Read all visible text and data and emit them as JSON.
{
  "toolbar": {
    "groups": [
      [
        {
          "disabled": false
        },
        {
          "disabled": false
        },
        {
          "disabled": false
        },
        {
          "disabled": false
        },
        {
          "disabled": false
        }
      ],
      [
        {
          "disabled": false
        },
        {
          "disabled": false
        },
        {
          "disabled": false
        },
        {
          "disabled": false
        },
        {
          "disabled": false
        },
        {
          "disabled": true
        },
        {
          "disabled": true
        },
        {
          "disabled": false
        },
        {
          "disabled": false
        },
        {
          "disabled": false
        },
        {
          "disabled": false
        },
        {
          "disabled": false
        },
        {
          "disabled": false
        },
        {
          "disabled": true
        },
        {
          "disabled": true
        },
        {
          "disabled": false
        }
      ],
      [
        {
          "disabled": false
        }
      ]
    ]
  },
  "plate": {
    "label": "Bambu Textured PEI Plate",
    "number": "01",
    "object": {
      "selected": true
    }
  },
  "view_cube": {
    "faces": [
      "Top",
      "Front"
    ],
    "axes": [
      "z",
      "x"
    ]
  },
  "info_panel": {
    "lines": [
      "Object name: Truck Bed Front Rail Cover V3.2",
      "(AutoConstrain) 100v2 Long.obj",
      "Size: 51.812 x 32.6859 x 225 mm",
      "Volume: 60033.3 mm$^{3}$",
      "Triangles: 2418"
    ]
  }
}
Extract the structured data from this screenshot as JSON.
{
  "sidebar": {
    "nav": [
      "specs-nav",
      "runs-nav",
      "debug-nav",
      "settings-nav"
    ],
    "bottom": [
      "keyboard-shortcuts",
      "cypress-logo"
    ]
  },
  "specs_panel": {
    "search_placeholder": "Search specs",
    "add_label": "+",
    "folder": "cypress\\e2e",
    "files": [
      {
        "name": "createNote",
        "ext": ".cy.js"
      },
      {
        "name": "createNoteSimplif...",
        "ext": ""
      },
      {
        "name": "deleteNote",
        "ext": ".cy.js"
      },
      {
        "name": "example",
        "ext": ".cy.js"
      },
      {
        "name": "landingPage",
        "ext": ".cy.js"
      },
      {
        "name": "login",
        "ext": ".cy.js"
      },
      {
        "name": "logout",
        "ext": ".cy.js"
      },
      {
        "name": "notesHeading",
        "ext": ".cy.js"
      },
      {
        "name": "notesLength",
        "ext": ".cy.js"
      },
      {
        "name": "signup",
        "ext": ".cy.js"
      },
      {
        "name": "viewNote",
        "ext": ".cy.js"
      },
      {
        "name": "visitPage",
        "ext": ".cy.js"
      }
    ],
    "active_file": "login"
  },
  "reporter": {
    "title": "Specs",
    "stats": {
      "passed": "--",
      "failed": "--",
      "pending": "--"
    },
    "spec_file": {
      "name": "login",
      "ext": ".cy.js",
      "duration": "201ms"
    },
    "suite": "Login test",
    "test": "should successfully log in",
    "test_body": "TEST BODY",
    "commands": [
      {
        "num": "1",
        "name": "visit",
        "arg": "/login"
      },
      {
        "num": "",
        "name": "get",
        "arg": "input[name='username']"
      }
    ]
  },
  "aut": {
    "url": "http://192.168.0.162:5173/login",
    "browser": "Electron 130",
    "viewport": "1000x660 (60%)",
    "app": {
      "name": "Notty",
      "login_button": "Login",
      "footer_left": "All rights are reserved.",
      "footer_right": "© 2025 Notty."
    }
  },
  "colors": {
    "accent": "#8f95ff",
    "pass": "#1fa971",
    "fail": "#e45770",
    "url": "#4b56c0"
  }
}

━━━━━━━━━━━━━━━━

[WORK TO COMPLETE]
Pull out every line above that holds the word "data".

[ANSWER FOR THIS EXERCISE]
Read all visible text and data and emit them as JSON.
Extract the structured data from this screenshot as JSON.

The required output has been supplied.